[Page and application data records]
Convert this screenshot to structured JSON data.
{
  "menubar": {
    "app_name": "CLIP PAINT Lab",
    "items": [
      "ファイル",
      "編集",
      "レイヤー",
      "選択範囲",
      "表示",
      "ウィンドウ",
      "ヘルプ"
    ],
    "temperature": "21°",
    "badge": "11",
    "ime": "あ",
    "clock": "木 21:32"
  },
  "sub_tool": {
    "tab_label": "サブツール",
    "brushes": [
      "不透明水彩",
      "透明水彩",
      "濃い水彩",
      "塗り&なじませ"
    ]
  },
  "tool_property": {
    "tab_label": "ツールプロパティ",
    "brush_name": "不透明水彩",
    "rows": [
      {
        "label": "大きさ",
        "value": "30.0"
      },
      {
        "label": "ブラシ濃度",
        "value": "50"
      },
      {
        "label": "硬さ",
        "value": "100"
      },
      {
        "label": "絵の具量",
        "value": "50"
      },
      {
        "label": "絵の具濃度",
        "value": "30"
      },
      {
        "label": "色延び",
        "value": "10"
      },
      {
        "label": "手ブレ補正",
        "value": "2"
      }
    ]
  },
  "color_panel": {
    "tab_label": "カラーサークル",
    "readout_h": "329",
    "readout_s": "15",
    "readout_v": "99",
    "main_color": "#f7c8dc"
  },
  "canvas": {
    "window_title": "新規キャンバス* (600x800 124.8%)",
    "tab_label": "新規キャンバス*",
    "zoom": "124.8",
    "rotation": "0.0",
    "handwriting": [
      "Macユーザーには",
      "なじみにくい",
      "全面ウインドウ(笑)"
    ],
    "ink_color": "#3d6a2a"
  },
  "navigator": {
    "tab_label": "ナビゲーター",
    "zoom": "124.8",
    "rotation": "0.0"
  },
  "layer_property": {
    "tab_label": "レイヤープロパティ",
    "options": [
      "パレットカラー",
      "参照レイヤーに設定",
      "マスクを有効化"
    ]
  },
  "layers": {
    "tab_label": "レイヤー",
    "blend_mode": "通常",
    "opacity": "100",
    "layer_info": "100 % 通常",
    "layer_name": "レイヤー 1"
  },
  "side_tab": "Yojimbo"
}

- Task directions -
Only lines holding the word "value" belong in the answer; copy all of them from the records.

- Written response -
        "value": "30.0"
        "value": "50"
        "value": "100"
        "value": "50"
        "value": "30"
        "value": "10"
        "value": "2"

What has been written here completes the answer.